Sepsis and septic shock are an important consideration for recently pregnant women. The body is vulnerable after pregnancy. Resources are depleted, and whether the birth was natural or surgical, large areas of the body are exposed and vulnerable to infection.
What is sepsis?
According to the Mayo Clinic, “Sepsis is a potentially life-threatening complication of an infection. Sepsis occurs when chemicals released into the bloodstream to fight the infection trigger inflammatory responses throughout the body. This inflammation can trigger a cascade of changes that can damage multiple organ systems, causing them to fail. If sepsis progresses to septic shock, blood pressure drops dramatically, which may lead to death.”
Sepsis and septic shock after pregnancy were once much more common than they are today. Poorly sanitized delivery and operating procedures left moms at a higher risk of infection during pregnancy and after delivery.

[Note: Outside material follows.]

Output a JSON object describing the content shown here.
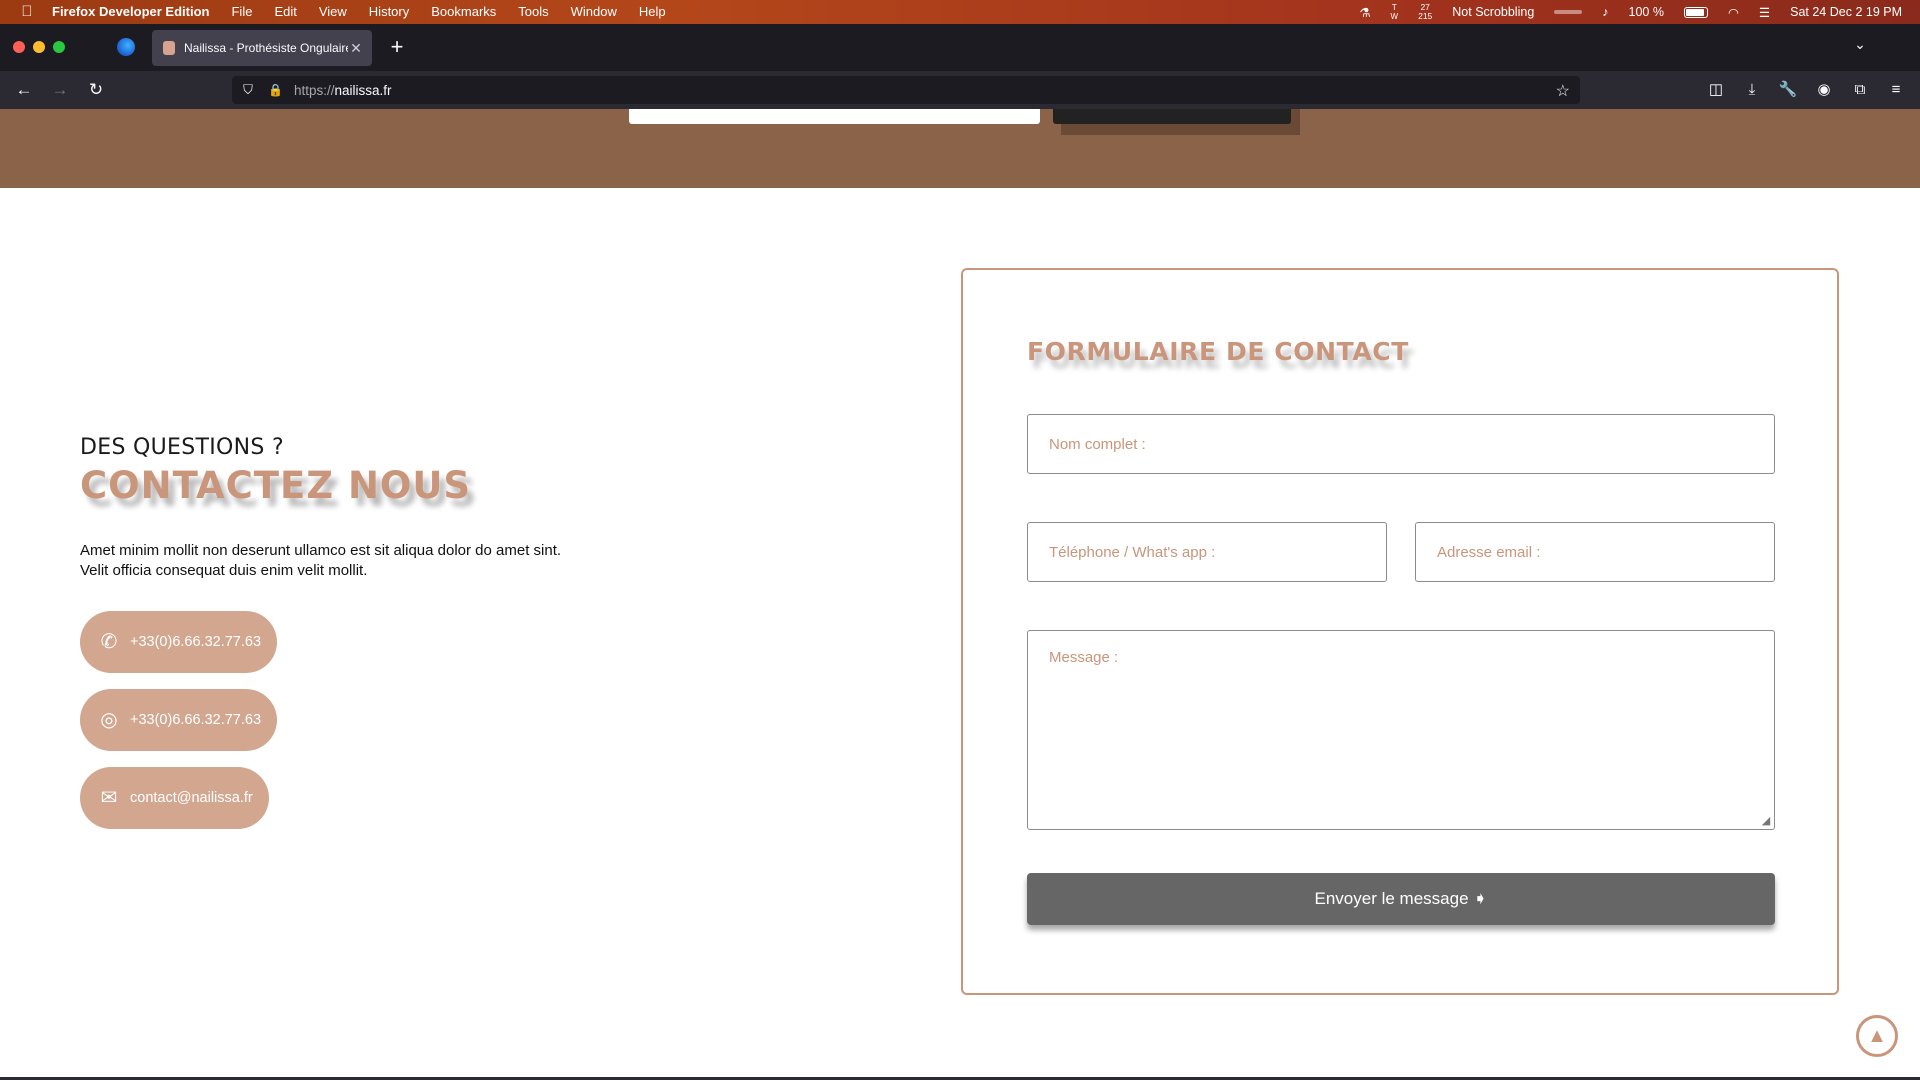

However, vaginal tearing, and Cesarean sections still provide opportunities for large-scale infection, even in sanitary conditions.
Though the rate maternal deaths from sepsis and septic shock is much lower than it used to be, a new study from the University of Michigan has found a way to lower that rate even more. The study, published in Obstetrics & Gynecology, found that delaying treatment for sepsis in recently pregnant women is often deadly.

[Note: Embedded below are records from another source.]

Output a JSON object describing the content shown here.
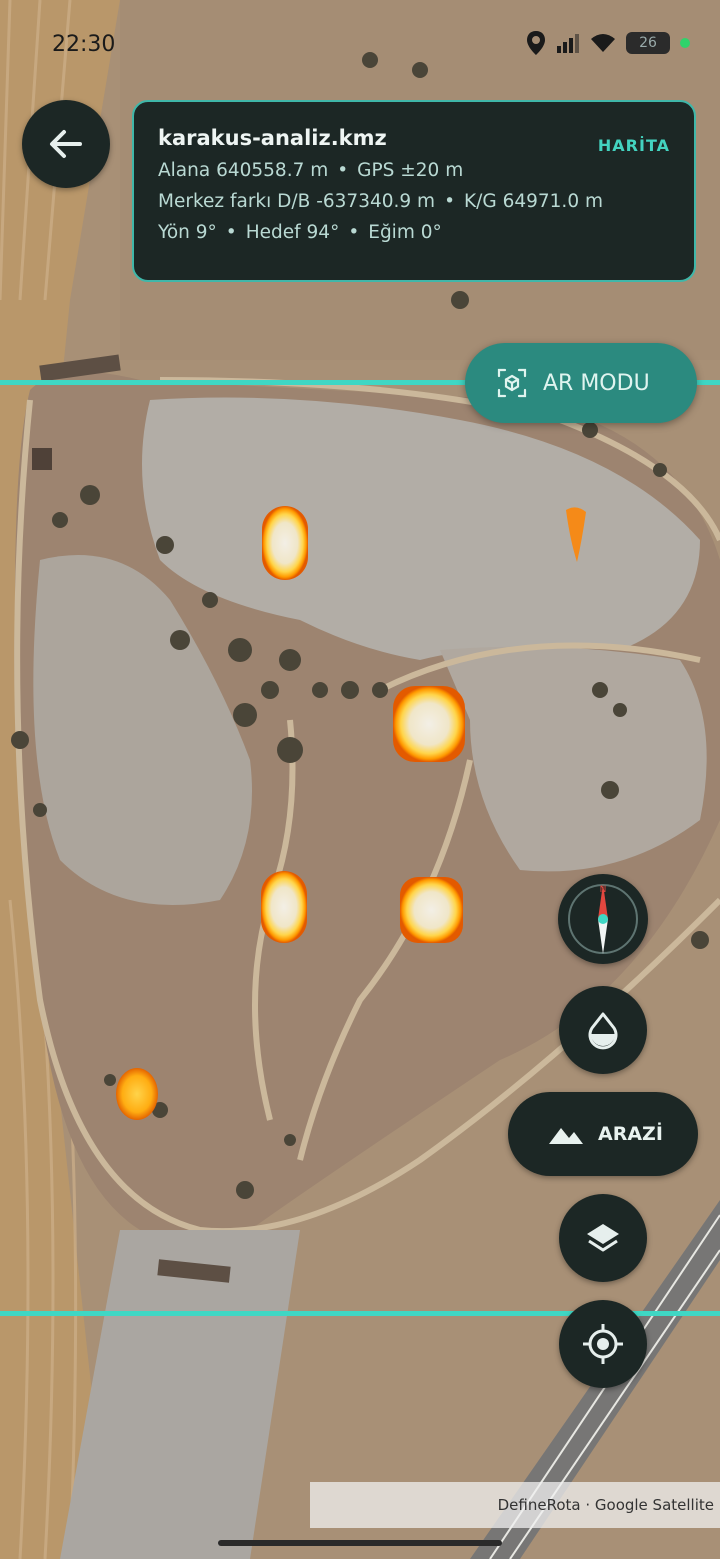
{
  "status_bar": {
    "time": "22:30",
    "battery": "26"
  },
  "info_card": {
    "file_name": "karakus-analiz.kmz",
    "mode_label": "HARİTA",
    "area_label": "Alana 640558.7 m",
    "gps_label": "GPS ±20 m",
    "center_diff_label": "Merkez farkı D/B -637340.9 m",
    "ns_label": "K/G 64971.0 m",
    "heading_label": "Yön 9°",
    "target_label": "Hedef 94°",
    "slope_label": "Eğim 0°",
    "separator": "•"
  },
  "ar_button": {
    "label": "AR MODU"
  },
  "terrain_button": {
    "label": "ARAZİ"
  },
  "attribution": {
    "text": "DefineRota · Google Satellite"
  },
  "icons": {
    "back": "arrow-left-icon",
    "ar": "ar-cube-icon",
    "compass": "compass-icon",
    "drop": "water-drop-icon",
    "terrain": "mountain-icon",
    "layers": "layers-icon",
    "locate": "crosshair-icon"
  },
  "colors": {
    "accent": "#3fd7c4",
    "panel": "#1c2725",
    "hotspot": "#ffb000"
  }
}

Sepsis is especially dangerous because of the lack of education that most pregnant women receive on the condition. It can develop extremely rapidly and have dire consequences almost immediately. There is a very short window of time in which seeking treatment will be effective. Medscape reported that the researchers suggested, “…there may be a role for improving patient education concerning when to seek medical attention, timing of postpartum visits, and use of home visits.”
In the meantime, the best prevention is knowledge. Knowing the signs and symptoms of sepsis can save your life. The Mayo Clinic says that if you have any two of the four following symptoms, you should seek medical care immediately.
- Body temperature above 101 F (38.3 C) or below 96.8 F (36 C)
- Heart rate higher than 90 beats a minute
- Respiratory rate higher than 20 breaths a minute
- Probable or confirmed infection
If you or someone you know has been diagnosed with sepsis after pregnancy, or after any major medical procedure, you may be entitled to compensation. Our experienced medical malpractice attorneys are here to help you through a difficult time. Contact Crandall & Pera Law to schedule an appointment at one of our many offices throughout Ohio or Kentucky.